It also plans to pay a debt of about $34.9 million to its senior credit facilities, according to the SEC documents.
Investing in a health care company can be thought of at best as multifaceted.
"In general, with health care on the service side, reimbursement has always been a little dubious to the average investor," Crowe said.
It can be a difficult investment because the dynamics are often complex.
Many players are involved in the health care field including the government, managed care, Medicaid and Medicare.
On the other hand, money being funneled into the health care sector is constant and not dependent on a season or whims of the economy.
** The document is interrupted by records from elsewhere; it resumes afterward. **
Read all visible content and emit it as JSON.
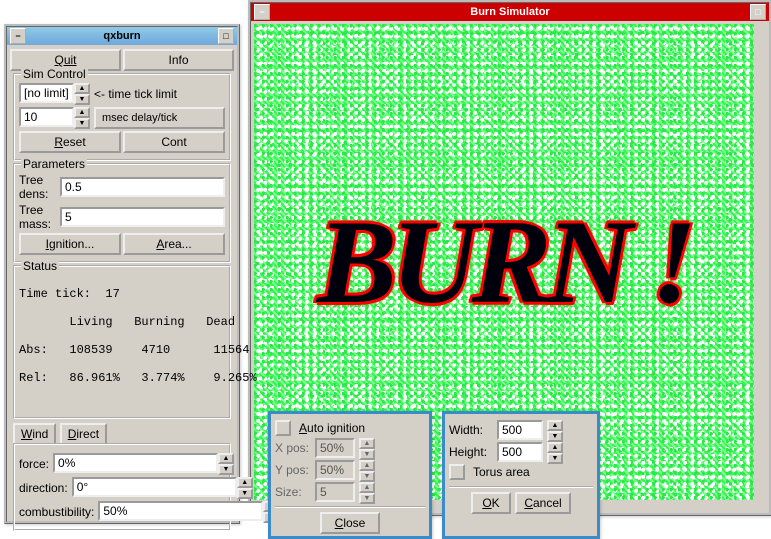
{
  "simWindow": {
    "title": "Burn Simulator",
    "canvasText": "BURN !"
  },
  "control": {
    "title": "qxburn",
    "quit": "Quit",
    "info": "Info",
    "simControlLabel": "Sim Control",
    "timeLimitValue": "[no limit]",
    "timeLimitHint": "<-  time tick limit",
    "delayValue": "10",
    "delayHint": "msec delay/tick",
    "reset": "Reset",
    "cont": "Cont",
    "paramsLabel": "Parameters",
    "treeDensLabel": "Tree dens:",
    "treeDensVal": "0.5",
    "treeMassLabel": "Tree mass:",
    "treeMassVal": "5",
    "ignition": "Ignition...",
    "area": "Area...",
    "statusLabel": "Status",
    "timeTickLine": "Time tick:  17",
    "statHeaders": "       Living   Burning   Dead",
    "statAbs": "Abs:   108539    4710      11564",
    "statRel": "Rel:   86.961%   3.774%    9.265%",
    "tabWind": "Wind",
    "tabDirect": "Direct",
    "forceLabel": "force:",
    "forceVal": "0%",
    "dirLabel": "direction:",
    "dirVal": "0°",
    "combLabel": "combustibility:",
    "combVal": "50%"
  },
  "ignDlg": {
    "autoLabel": "Auto ignition",
    "xposLabel": "X pos:",
    "xposVal": "50%",
    "yposLabel": "Y pos:",
    "yposVal": "50%",
    "sizeLabel": "Size:",
    "sizeVal": "5",
    "close": "Close"
  },
  "areaDlg": {
    "widthLabel": "Width:",
    "widthVal": "500",
    "heightLabel": "Height:",
    "heightVal": "500",
    "torusLabel": "Torus area",
    "ok": "OK",
    "cancel": "Cancel"
  }
}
"Health care spending for the most part is not discretionary. You get sick and you go to the hospital. You are sick regardless of what the economy is doing," Crowe said.
Some of Wrights top competitors are Biomet Inc. based in Warsaw, Ind.; Stryker Corp., based in Kalamazoo, Mich.; and Sulzer Medica Ltd. headquartered in Zurich, Switzerland.
All are public companies.
Biomet trades on the Nasdaq stock exchange and ended trading Thursday at $44.67 per share.
Stryker Corp. is listed on the New York Stock Exchange and trading ended Thursday at $57.44 a share.
Sulzer Medica trades on the NYSE and also the Zurich exchange. Trading on the NYSE ended Thursday at $10.31 a share.
Price talk on what Wrights shares may be is uncertain at this time.
When the company files its preliminary prospectus with the SEC, it will outline an estimate range for the stock price.
There is no scientific formula to the initial stock price a company offers, Crowe said.
"It all depends on the specifics of each individual company," she said.
Its a function of demand, too. If its a hot stock, many will want a piece of it and more will be offered.
Because of the technology markets recent fall, health care stocks are attractive.
Another facet of the health care market that makes investing in it appealing is the current state of demographics.
"The fact that the United States is aging so rapidly combined with amazing discoveries, both on the technology side and the pharmaceutical side, the trend in health care is that we are spending a lot, lot more. That bodes very well for health care stocks," Crowe said.